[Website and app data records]
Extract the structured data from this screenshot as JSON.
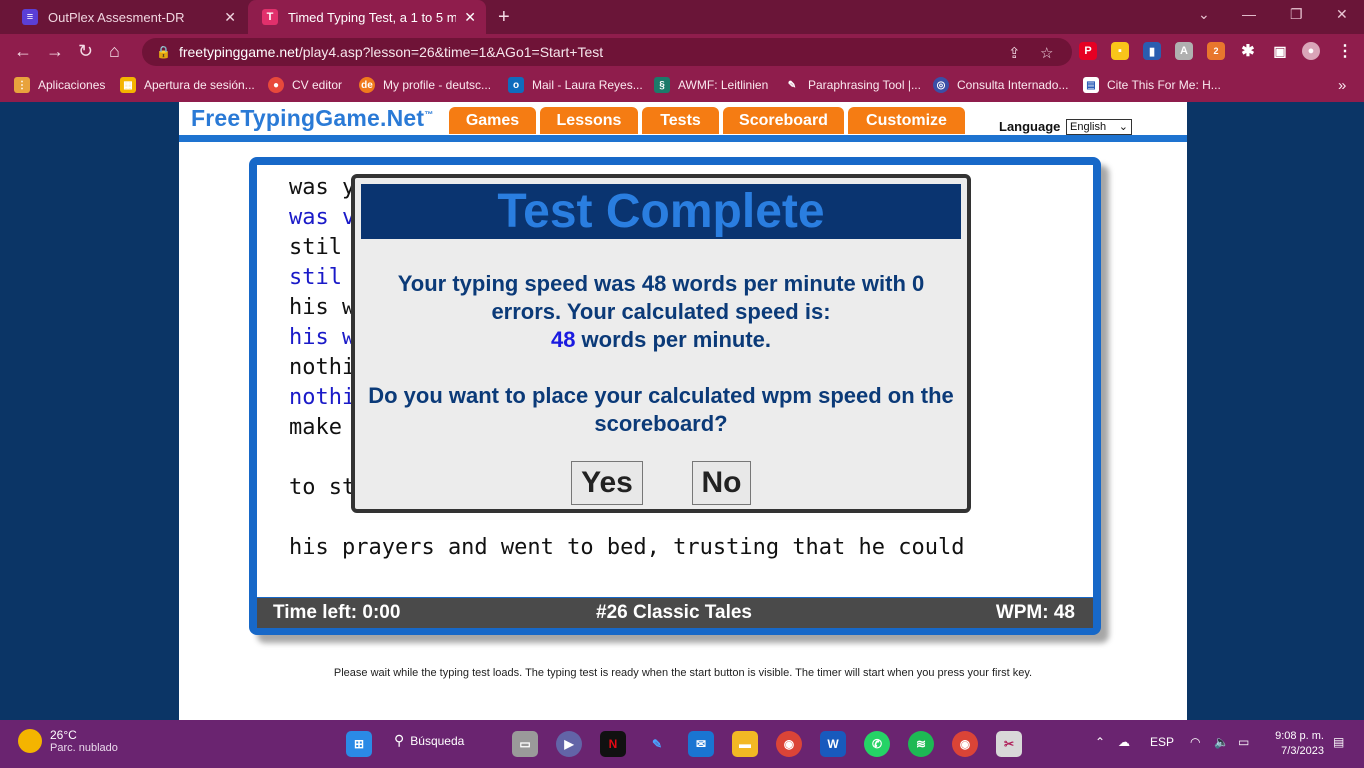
{
  "browser": {
    "tabs": [
      {
        "title": "OutPlex Assesment-DR",
        "close": "✕",
        "favicon": "list-icon"
      },
      {
        "title": "Timed Typing Test, a 1 to 5 minut",
        "close": "✕",
        "favicon": "T",
        "active": true
      }
    ],
    "new_tab": "+",
    "url_host": "freetypinggame.net",
    "url_path": "/play4.asp?lesson=26&time=1&AGo1=Start+Test",
    "bookmarks": [
      "Aplicaciones",
      "Apertura de sesión...",
      "CV editor",
      "My profile - deutsc...",
      "Mail - Laura Reyes...",
      "AWMF: Leitlinien",
      "Paraphrasing Tool |...",
      "Consulta Internado...",
      "Cite This For Me: H..."
    ],
    "bookmarks_more": "»",
    "extension_badge": "2"
  },
  "site": {
    "logo": "FreeTypingGame.Net",
    "logo_tm": "™",
    "nav": [
      "Games",
      "Lessons",
      "Tests",
      "Scoreboard",
      "Customize"
    ],
    "language_label": "Language",
    "language_value": "English"
  },
  "typing": {
    "lines": [
      {
        "text": "was y                               nd",
        "style": "plain"
      },
      {
        "text": "was v                               nd",
        "style": "blue"
      },
      {
        "text": "stil                                and",
        "style": "plain"
      },
      {
        "text": "stil                                and",
        "style": "blue"
      },
      {
        "text": "his w",
        "style": "plain"
      },
      {
        "text": "his w",
        "style": "blue"
      },
      {
        "text": "nothi                                gh to",
        "style": "plain"
      },
      {
        "text": "nothi",
        "style": "blue"
      },
      {
        "text": "make                                eady",
        "style": "plain"
      },
      {
        "text": "",
        "style": "plain"
      },
      {
        "text": "to st                               said",
        "style": "plain"
      },
      {
        "text": "",
        "style": "plain"
      },
      {
        "text": "his prayers and went to bed, trusting that he could",
        "style": "plain"
      }
    ],
    "time_left": "Time left: 0:00",
    "lesson": "#26 Classic Tales",
    "wpm": "WPM: 48"
  },
  "modal": {
    "title": "Test Complete",
    "msg_line1": "Your typing speed was 48 words per minute with 0",
    "msg_line2": "errors. Your calculated speed is:",
    "speed_value": "48",
    "speed_unit": " words per minute.",
    "question": "Do you want to place your calculated wpm speed on the scoreboard?",
    "yes": "Yes",
    "no": "No"
  },
  "notice": "Please wait while the typing test loads. The typing test is ready when the start button is visible. The timer will start when you press your first key.",
  "taskbar": {
    "temperature": "26°C",
    "condition": "Parc. nublado",
    "search": "Búsqueda",
    "language": "ESP",
    "time": "9:08 p. m.",
    "date": "7/3/2023"
  }
}
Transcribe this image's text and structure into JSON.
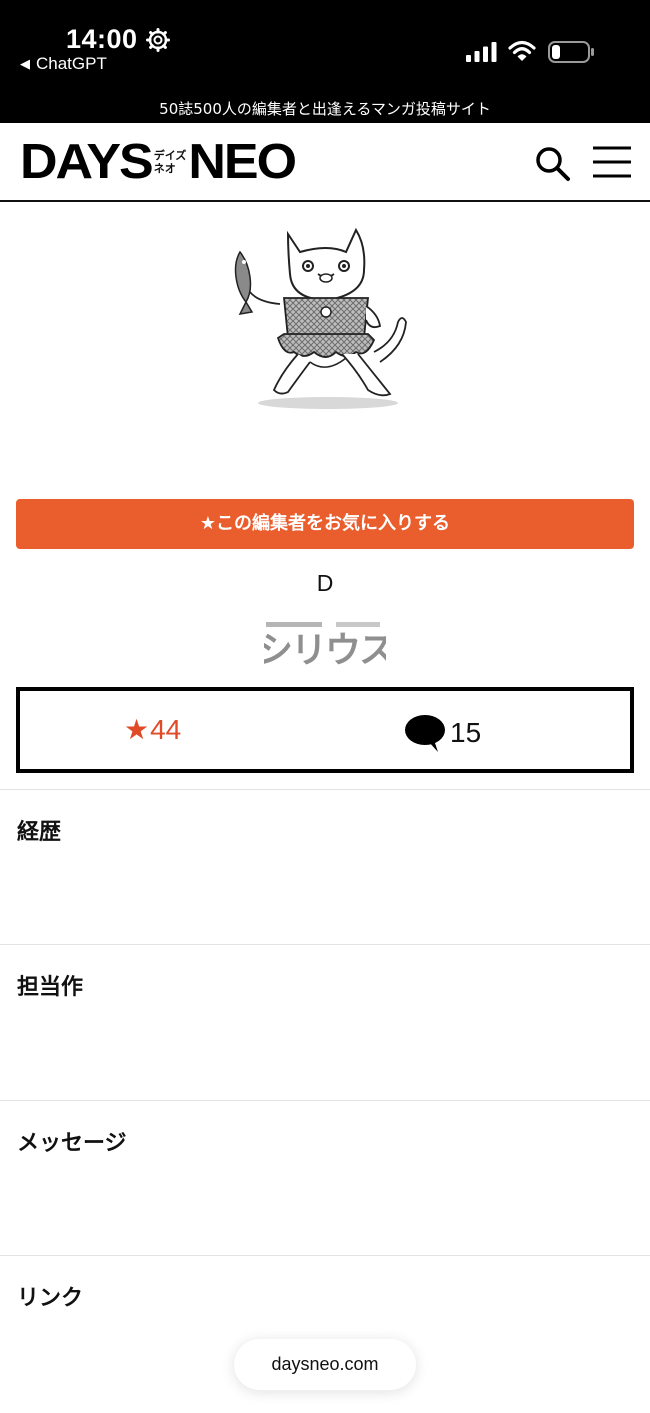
{
  "status_bar": {
    "time": "14:00",
    "back_app": "ChatGPT",
    "icons": [
      "gear-icon",
      "signal-icon",
      "wifi-icon",
      "battery-icon"
    ]
  },
  "site": {
    "tagline": "50誌500人の編集者と出逢えるマンガ投稿サイト",
    "logo_left": "DAYS",
    "logo_kana_top": "デイズ",
    "logo_kana_bottom": "ネオ",
    "logo_right": "NEO"
  },
  "editor": {
    "favorite_button_label": "★この編集者をお気に入りする",
    "name": "D",
    "magazine_logo": "シリウス",
    "favorites_count": "44",
    "comments_count": "15"
  },
  "sections": [
    {
      "title": "経歴"
    },
    {
      "title": "担当作"
    },
    {
      "title": "メッセージ"
    },
    {
      "title": "リンク"
    }
  ],
  "browser": {
    "domain": "daysneo.com"
  },
  "colors": {
    "accent": "#ea5d2c",
    "favorite_text": "#e04a27"
  }
}
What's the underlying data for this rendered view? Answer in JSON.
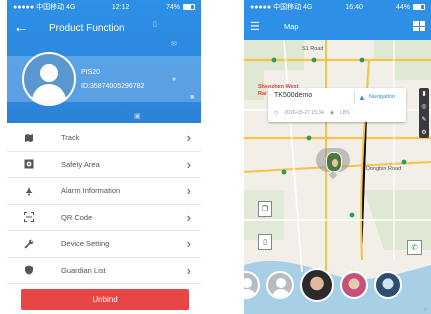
{
  "left": {
    "status": {
      "carrier": "●●●●● 中国移动 4G",
      "time": "12:12",
      "battery": "74%"
    },
    "title": "Product Function",
    "device": {
      "name": "PIS20",
      "id": "ID:35874005296782"
    },
    "menu": [
      {
        "icon": "map-icon",
        "label": "Track"
      },
      {
        "icon": "target-icon",
        "label": "Safety Area"
      },
      {
        "icon": "alarm-icon",
        "label": "Alarm Information"
      },
      {
        "icon": "qr-icon",
        "label": "QR Code"
      },
      {
        "icon": "wrench-icon",
        "label": "Device Setting"
      },
      {
        "icon": "shield-icon",
        "label": "Guardian List"
      }
    ],
    "unbind_label": "Unbind",
    "colors": {
      "header": "#2d8fe6",
      "unbind": "#e84545"
    }
  },
  "right": {
    "status": {
      "carrier": "●●●●● 中国移动 4G",
      "time": "16:40",
      "battery": "44%"
    },
    "title": "Map",
    "map_labels": {
      "road": "S1 Road",
      "station_1": "Shenzhen West",
      "station_2": "Rai",
      "district": "Dongbin Road"
    },
    "popup": {
      "device": "TK500demo",
      "nav_label": "Navigation",
      "time": "2016-05-27 15:34",
      "source": "LBS"
    },
    "attribution": "©"
  }
}
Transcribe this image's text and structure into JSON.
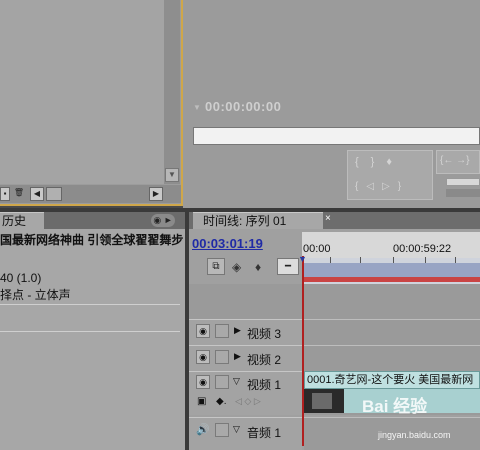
{
  "monitor": {
    "timecode": "00:00:00:00",
    "controls_top": [
      "{",
      "}",
      "♥",
      "{←",
      "→}"
    ],
    "controls_bottom": [
      "{←",
      "◁",
      "▷",
      "→}"
    ]
  },
  "history": {
    "tab_label": "历史",
    "menu_label": "◉ ►",
    "line1": "国最新网络神曲 引领全球翟翟舞步",
    "line2": "40 (1.0)",
    "line3": "择点 - 立体声"
  },
  "timeline": {
    "tab_label": "时间线: 序列 01",
    "close_label": "×",
    "timecode": "00:03:01:19",
    "ruler_labels": [
      "00:00",
      "00:00:59:22"
    ],
    "tracks": [
      {
        "name": "视频 3"
      },
      {
        "name": "视频 2"
      },
      {
        "name": "视频 1"
      },
      {
        "name": "音频 1"
      }
    ],
    "clip_label": "0001.奇艺网-这个要火 美国最新网"
  },
  "watermark": {
    "brand": "Bai 经验",
    "url": "jingyan.baidu.com"
  }
}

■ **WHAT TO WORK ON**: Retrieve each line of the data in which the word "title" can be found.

■ **RESPONSE**:
        "title": "OutPlex Assesment-DR",
        "title": "Timed Typing Test, a 1 to 5 minut",
    "title": "Test Complete",
      "title": "経歴"
      "title": "担当作"
      "title": "メッセージ"
      "title": "リンク"
    "title": "Product Function",
    "title": "Map",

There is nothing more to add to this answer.